Canada remains on the Watch List in 2015, as a number of IPR and related issues remain. Regarding Canada’s implementation of its 2012 Copyright Modernization Act, provisions aimed at addressing copyright piracy over the Internet came into force in January 2015, and Canada completed its ratification of the WIPO Internet Treaties in August 2014. The United States continues to urge Canada to fully implement its WIPO Internet Treaties commitments and to continue to address the challenges of copyright piracy in the digital age. Regarding border enforcement issues, the Combating Counterfeit Products Act became law in December 2014. The new law provides authority to Canadian customs officials to detain pirated and counterfeit goods being imported and exported at the border. The United States is disappointed that the new law does not apply to pirated and counterfeit goods in customs transit control or customs transshipment control in Canada. The United States urges Canada to provide its customs officials with full ex officio authority to improve its ability to address the serious problem of pirated and counterfeit goods entering our highly integrated supply chains. With respect to pharmaceuticals, the United States continues to have serious concerns about the availability of rights of appeal in Canada’s administrative process for reviewing regulatory approval of pharmaceutical products. The United States also continues to have serious concerns about the lack of clarity and the impact of the heightened utility requirements for patents that Canadian courts have applied recently. In these cases, courts have invalidated several valuable patents held by U.S. pharmaceutical companies on utility grounds, by interpreting the “promise” of the patent and finding that insufficient information was provided in the application to substantiate that promise. These recent decisions, which have affected products that have been in the market and benefiting patients for years, have led to uncertainty for patent holders and applicants, including with respect to how to effectively meet this standard. This unpredictability also undermines incentives for investments in the pharmaceutical sector.
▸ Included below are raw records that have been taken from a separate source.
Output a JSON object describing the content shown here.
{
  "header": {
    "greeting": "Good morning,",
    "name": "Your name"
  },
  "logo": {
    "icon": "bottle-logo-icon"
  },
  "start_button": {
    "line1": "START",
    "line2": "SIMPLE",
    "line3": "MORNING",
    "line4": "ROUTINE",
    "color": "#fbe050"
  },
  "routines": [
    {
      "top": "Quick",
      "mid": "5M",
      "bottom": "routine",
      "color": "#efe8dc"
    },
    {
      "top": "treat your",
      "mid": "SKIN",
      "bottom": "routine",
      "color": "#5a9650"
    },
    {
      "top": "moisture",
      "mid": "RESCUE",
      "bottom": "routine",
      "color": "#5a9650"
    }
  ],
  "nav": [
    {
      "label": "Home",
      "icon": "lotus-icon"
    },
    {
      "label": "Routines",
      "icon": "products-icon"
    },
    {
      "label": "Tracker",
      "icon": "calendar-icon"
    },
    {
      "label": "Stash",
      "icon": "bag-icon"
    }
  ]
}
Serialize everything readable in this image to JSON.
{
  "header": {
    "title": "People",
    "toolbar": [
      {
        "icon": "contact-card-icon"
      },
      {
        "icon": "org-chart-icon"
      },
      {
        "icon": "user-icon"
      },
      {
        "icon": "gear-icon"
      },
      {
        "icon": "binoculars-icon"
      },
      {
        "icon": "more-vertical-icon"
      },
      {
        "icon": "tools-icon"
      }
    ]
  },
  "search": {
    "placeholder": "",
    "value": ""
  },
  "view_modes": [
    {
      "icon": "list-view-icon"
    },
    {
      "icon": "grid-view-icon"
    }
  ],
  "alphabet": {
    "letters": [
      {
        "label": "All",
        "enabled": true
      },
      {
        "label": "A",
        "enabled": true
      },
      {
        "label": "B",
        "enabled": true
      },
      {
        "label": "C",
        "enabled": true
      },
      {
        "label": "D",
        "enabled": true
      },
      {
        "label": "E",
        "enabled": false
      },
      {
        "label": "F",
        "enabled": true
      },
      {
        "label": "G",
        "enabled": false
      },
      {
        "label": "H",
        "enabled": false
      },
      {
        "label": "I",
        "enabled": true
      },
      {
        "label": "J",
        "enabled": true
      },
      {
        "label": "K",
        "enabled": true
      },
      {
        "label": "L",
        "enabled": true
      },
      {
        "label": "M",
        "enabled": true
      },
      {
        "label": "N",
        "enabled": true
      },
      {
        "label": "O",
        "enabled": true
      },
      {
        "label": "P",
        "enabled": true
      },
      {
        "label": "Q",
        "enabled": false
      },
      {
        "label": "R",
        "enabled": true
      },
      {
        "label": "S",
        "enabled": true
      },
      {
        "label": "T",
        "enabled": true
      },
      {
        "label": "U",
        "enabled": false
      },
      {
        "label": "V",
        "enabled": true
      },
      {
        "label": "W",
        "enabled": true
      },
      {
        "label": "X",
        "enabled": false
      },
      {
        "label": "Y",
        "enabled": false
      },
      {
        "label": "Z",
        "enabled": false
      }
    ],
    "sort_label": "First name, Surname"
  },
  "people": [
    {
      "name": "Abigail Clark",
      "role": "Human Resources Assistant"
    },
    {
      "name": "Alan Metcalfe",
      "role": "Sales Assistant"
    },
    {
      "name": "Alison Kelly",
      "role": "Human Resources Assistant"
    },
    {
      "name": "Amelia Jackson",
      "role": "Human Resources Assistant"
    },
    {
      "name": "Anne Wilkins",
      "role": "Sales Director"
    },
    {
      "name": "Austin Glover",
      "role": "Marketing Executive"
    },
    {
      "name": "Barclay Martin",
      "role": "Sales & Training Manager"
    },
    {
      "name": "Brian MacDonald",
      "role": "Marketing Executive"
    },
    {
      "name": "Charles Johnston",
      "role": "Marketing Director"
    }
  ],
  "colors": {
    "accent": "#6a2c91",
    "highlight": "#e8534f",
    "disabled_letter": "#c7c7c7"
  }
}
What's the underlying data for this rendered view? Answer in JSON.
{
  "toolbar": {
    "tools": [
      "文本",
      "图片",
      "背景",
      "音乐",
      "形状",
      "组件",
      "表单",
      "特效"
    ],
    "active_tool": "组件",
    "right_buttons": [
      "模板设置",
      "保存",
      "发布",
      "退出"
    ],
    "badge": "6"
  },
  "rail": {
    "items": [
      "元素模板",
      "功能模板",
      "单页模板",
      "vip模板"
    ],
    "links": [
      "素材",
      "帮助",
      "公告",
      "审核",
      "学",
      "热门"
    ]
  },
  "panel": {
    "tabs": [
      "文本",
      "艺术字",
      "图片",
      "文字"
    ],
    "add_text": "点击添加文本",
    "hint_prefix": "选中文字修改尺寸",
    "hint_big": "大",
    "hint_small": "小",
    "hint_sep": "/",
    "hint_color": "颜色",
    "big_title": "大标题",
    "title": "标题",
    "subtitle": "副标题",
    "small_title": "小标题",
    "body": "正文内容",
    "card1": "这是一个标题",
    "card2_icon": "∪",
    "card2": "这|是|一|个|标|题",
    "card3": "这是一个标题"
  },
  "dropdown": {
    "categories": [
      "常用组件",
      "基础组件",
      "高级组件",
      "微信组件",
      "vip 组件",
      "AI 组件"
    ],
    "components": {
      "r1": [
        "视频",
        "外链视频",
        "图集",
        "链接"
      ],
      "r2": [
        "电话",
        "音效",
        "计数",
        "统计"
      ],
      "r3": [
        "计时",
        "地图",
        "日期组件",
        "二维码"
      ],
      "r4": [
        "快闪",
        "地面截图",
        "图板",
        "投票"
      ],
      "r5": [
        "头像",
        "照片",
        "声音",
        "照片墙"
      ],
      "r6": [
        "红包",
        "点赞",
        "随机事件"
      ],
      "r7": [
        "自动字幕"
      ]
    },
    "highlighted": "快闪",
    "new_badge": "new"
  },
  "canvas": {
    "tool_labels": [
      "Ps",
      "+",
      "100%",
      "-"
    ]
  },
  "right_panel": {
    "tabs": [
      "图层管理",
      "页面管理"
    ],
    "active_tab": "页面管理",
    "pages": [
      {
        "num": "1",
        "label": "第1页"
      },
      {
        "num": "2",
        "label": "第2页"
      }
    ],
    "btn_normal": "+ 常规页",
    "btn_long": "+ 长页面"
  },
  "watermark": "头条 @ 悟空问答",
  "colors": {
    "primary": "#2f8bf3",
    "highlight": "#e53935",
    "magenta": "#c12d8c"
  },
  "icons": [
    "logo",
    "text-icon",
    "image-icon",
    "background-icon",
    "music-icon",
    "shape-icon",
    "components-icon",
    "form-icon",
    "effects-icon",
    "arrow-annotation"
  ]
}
The United States closely monitors developments on these issues and looks forward to continuing to work with Canada to address these and other IPR issues, including through the TPP negotiations.